I’m an American. I’m a young adult. I like video games, drawing, writing, and research. Then there are El Salvadorians, who have vastly different values and priorities than myself. El Salvador (which mean “The Savior”) is a beautiful country which lives up to its namesake. Rich in Myan and Aztec culture due to their close proximity, El Salvador is a country were it initially was able to embrace its culture without outside influences; this means traditions, customs and languages were rich between the Pipils, the earliest known group that would soon become modern-day El Salvadorians. However, with the rest of the world industrializing and expanding, this culture would soon change in many ways. 1524 brought about the first wave of intrusion by the Spanish, and since then there has been constant clashes regarding El Salvador ownership and identity.

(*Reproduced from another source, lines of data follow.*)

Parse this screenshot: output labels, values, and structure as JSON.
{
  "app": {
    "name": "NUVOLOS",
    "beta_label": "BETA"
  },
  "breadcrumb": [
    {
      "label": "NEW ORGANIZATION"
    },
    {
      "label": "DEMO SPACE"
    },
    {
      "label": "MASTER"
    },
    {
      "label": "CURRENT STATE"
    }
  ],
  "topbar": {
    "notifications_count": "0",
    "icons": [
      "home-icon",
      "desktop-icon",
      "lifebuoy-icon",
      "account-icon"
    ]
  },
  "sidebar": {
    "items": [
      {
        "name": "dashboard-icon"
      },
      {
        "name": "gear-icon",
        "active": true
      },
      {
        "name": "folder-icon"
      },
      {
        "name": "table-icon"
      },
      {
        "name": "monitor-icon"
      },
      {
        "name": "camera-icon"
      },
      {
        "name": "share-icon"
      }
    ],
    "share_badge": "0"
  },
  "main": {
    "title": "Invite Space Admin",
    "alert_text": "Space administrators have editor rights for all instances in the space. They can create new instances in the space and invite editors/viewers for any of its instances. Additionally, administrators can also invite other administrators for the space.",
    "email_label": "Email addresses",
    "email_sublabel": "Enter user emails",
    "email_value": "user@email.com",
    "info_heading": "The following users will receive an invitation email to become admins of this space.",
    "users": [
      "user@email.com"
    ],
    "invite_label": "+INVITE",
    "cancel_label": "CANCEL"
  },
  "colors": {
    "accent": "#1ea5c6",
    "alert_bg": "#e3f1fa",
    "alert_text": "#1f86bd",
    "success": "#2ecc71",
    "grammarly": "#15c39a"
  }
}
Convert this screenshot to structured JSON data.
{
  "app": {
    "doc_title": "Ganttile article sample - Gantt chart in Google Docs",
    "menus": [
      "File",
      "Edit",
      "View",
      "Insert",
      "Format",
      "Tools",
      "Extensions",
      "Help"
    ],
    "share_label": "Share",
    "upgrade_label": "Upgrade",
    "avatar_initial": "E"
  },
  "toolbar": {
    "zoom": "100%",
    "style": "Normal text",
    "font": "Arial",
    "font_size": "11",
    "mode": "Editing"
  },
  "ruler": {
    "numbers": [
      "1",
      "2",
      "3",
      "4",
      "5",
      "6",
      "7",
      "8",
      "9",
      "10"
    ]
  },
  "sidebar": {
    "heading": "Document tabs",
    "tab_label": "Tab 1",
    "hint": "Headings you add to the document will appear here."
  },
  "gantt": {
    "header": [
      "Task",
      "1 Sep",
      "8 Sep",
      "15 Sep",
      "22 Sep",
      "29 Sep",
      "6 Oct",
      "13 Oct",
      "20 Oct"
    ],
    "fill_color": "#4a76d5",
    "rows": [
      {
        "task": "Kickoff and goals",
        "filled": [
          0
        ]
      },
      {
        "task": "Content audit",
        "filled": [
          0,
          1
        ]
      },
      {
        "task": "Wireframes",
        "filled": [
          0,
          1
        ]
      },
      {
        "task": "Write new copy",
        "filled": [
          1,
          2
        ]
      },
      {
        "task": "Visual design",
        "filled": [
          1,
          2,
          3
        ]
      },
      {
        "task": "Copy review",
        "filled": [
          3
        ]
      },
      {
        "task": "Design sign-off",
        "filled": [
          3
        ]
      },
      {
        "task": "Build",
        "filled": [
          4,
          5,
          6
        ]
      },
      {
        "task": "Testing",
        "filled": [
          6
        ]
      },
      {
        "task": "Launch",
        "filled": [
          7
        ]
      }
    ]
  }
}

Today, El Salvador is classified as a two-thirds world country, and issues such as inequality in work, political corruption, human trafficking, and gang scuffles flood this beautiful area, just to name a few. For myself, this study abroad experience will be a balance between noting the positives of this rich culture with lavish landscapes while simultaneously accepting the negative foundation of current events and historical acts that contributed to its current state. I was told that as an American, many natives will want to take a photo with me, request specific items unobtainable there, and inquire about my views on politics. While here, I can treat this experience in two different ways: I can be passive. I can simply listen to the speakers during sessions and take notes, take photos while touring the country, and buy as many survivors as I can afford. I can also be active. I can do the before-mentioned actions while also inquiring the “whys” and “hows”. I can use my research skills to do strategic planning for organizations with limited resources. I’m no solider fighting for either country. I’m not a millionaire able to contribute greatly, nor do have access to staffing resources to address major issues. However, I do have drive, and even though I cannot positively impact the country, a city, or an organization, I’ll make all efforts to positively impact that one, single, individual or issue. Also, this experience isn’t necessarily about “me”. I’m a guest of this county and to achieve  solidarity this must be remembered. I may not be “The Savior“, but I will be active in the work I do here.


Asociación ~